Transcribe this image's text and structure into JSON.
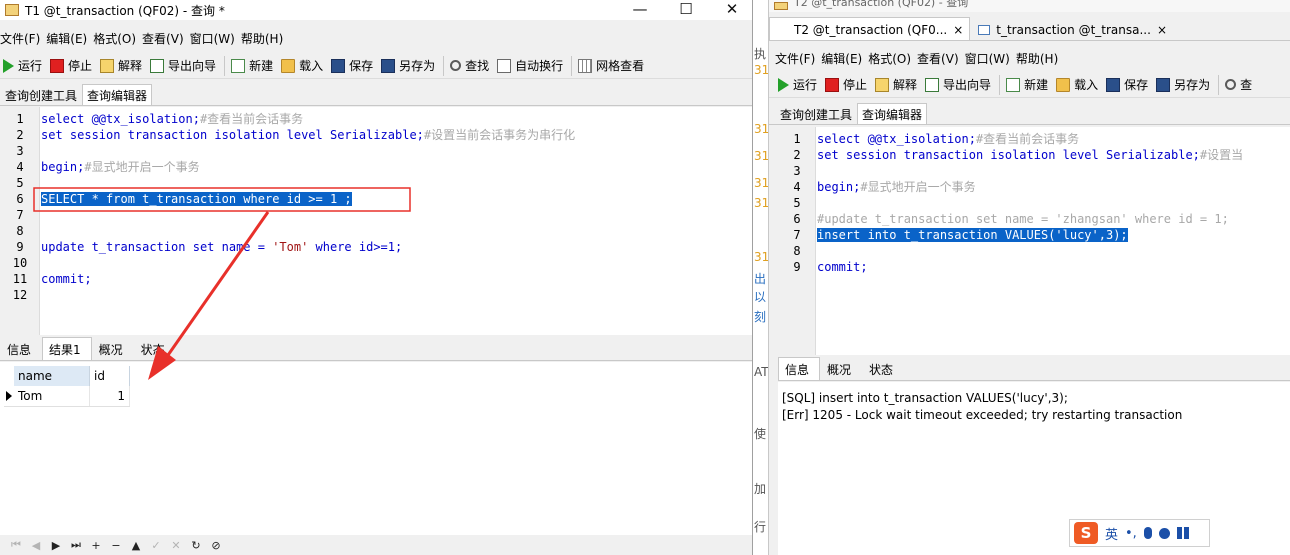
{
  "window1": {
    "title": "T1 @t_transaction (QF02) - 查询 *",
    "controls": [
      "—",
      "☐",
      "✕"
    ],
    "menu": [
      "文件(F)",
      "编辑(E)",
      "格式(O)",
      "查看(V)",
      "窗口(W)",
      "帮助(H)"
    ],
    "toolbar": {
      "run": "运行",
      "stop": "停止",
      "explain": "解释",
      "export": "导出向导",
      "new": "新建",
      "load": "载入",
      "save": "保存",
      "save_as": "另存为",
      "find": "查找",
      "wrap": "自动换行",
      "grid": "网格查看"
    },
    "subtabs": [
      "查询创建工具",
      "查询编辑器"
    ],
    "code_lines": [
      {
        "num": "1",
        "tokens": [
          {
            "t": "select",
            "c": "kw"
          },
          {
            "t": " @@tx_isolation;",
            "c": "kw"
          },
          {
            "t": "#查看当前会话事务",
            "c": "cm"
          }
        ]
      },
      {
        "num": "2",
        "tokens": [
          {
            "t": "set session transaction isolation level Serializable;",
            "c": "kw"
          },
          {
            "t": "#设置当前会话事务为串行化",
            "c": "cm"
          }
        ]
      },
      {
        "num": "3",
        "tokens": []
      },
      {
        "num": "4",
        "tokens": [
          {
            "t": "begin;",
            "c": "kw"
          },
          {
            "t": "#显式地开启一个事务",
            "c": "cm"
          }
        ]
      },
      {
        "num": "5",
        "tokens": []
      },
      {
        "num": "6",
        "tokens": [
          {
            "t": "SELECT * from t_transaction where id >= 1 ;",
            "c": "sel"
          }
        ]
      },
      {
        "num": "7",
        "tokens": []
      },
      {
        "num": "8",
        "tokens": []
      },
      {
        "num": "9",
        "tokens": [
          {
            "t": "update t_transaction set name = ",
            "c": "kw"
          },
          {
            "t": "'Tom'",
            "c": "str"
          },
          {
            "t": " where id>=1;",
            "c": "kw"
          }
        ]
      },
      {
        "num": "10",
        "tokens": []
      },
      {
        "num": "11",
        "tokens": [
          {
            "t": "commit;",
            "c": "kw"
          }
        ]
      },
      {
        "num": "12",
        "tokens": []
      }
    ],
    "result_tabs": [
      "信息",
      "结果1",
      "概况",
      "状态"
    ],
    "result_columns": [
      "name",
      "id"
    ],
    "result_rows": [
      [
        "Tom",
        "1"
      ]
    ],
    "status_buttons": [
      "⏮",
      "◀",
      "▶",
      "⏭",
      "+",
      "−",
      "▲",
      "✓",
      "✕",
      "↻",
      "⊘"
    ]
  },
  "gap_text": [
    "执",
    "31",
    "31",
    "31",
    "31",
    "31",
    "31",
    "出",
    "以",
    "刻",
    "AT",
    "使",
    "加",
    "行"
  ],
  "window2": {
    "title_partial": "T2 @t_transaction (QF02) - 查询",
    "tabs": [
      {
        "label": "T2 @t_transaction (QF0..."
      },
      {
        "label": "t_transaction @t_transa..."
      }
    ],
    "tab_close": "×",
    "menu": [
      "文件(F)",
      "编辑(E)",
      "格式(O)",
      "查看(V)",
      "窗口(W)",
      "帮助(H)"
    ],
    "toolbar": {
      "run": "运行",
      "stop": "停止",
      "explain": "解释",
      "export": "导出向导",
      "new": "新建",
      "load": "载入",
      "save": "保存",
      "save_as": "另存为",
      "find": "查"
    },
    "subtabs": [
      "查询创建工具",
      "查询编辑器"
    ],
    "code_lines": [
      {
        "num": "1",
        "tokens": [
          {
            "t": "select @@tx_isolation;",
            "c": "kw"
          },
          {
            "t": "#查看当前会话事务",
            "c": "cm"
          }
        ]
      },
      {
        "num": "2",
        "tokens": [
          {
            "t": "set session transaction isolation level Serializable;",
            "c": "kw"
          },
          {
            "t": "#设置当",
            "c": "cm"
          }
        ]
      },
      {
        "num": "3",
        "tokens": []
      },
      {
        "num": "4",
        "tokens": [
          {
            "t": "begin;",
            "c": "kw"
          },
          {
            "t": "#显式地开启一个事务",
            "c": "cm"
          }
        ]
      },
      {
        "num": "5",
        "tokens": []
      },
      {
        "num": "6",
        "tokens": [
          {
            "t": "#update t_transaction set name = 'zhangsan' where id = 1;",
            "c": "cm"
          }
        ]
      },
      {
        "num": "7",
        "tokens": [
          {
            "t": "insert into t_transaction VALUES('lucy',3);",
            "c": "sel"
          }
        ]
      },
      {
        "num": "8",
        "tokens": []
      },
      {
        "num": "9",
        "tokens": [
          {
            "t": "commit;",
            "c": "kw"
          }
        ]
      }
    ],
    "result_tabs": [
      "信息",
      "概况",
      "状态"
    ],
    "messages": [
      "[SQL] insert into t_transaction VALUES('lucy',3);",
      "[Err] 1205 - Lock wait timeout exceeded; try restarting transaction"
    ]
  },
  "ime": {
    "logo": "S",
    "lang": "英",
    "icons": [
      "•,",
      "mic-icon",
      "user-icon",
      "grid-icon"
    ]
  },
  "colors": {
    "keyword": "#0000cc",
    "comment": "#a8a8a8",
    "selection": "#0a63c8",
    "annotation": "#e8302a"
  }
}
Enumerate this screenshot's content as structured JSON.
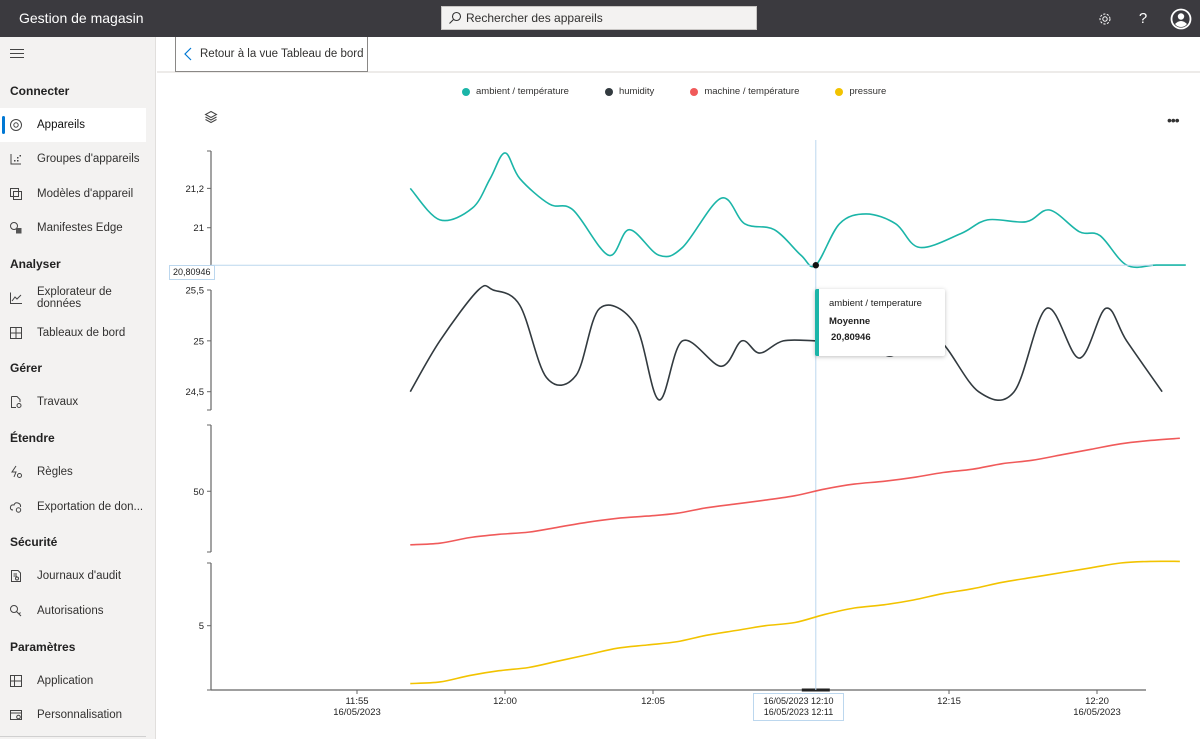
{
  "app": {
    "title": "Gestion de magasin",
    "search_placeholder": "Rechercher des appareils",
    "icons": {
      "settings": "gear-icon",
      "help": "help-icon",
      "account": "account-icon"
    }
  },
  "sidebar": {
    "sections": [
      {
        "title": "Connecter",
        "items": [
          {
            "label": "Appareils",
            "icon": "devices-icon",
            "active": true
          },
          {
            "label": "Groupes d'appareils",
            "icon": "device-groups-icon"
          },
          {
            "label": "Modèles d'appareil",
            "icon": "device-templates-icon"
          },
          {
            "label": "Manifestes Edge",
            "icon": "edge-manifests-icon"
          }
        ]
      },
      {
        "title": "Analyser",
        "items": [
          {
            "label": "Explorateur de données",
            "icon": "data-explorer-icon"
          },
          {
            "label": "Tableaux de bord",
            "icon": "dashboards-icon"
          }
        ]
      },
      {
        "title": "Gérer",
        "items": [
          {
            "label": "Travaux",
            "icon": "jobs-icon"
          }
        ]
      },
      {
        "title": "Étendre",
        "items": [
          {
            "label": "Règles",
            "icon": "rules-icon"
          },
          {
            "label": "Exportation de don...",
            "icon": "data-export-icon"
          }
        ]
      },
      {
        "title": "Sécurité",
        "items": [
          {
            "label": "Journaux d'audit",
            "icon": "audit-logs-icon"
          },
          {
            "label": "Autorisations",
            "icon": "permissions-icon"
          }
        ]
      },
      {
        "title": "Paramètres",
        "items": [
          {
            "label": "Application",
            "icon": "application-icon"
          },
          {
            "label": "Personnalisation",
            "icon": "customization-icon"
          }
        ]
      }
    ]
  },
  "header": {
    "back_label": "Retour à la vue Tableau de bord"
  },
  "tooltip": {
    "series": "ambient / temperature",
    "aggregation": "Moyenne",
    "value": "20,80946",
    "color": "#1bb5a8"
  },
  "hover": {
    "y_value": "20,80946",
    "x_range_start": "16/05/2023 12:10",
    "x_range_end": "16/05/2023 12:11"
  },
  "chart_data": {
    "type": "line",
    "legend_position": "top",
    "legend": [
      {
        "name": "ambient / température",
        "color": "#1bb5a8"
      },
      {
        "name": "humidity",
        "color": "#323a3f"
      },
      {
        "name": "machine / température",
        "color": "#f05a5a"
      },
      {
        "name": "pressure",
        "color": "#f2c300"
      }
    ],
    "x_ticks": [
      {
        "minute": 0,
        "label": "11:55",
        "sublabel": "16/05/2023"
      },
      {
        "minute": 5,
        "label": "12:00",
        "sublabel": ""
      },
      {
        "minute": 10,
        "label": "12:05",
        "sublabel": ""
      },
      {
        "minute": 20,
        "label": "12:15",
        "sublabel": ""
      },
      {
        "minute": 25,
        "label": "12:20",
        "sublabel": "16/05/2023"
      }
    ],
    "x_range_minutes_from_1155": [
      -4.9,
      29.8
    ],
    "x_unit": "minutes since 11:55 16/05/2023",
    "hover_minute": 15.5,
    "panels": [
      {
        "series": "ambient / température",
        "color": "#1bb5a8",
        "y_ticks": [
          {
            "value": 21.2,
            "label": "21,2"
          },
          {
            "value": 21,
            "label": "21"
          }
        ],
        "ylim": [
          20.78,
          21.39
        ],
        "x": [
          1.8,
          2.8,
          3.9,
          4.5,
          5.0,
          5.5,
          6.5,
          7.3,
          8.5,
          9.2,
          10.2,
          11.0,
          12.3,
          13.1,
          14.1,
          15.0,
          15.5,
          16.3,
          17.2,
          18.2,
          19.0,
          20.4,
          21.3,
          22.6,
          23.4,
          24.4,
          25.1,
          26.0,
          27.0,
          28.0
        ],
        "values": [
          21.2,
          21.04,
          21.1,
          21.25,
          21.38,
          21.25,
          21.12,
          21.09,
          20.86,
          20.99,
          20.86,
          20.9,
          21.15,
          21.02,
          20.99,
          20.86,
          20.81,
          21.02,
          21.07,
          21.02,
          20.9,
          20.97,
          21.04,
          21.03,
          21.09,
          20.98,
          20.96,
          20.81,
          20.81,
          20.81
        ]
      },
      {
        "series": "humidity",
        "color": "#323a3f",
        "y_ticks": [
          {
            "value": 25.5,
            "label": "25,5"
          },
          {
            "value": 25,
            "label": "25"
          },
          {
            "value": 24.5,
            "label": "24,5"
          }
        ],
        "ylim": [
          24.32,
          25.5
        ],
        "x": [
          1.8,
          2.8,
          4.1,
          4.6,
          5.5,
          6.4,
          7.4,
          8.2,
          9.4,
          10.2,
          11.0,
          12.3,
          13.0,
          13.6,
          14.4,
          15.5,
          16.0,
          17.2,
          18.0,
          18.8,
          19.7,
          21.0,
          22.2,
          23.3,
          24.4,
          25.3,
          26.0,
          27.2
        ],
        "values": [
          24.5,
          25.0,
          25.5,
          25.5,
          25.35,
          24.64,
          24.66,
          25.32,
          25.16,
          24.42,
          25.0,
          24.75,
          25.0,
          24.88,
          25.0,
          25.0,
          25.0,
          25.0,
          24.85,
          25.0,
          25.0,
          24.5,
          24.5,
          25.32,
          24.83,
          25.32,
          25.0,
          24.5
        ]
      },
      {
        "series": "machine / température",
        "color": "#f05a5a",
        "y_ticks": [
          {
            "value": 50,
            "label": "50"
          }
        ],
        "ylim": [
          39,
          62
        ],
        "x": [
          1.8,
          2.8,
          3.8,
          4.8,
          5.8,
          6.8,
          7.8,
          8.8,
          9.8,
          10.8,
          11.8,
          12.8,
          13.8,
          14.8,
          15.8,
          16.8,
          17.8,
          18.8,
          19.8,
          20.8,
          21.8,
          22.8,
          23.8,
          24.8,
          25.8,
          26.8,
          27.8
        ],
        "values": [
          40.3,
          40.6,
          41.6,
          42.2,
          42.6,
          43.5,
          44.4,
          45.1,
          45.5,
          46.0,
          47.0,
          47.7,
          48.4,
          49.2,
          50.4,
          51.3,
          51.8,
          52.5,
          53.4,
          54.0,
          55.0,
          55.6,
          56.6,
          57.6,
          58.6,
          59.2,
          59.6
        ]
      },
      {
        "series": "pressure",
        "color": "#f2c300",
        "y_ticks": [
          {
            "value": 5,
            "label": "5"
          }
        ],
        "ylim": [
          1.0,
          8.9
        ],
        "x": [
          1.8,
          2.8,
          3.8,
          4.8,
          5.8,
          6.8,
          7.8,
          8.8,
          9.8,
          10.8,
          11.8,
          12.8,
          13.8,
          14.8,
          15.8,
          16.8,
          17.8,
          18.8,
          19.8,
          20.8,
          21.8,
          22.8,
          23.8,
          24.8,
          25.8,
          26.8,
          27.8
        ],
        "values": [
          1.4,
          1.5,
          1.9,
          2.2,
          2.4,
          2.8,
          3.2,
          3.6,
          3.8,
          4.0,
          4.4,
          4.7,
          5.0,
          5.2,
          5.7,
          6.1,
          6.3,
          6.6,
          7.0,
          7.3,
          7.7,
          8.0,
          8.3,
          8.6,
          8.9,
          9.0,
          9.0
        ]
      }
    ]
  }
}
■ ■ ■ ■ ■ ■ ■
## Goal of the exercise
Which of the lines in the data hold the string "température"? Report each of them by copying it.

## Answer space
        "name": "ambient / température",
        "name": "machine / température",
        "series": "ambient / température",
        "series": "machine / température",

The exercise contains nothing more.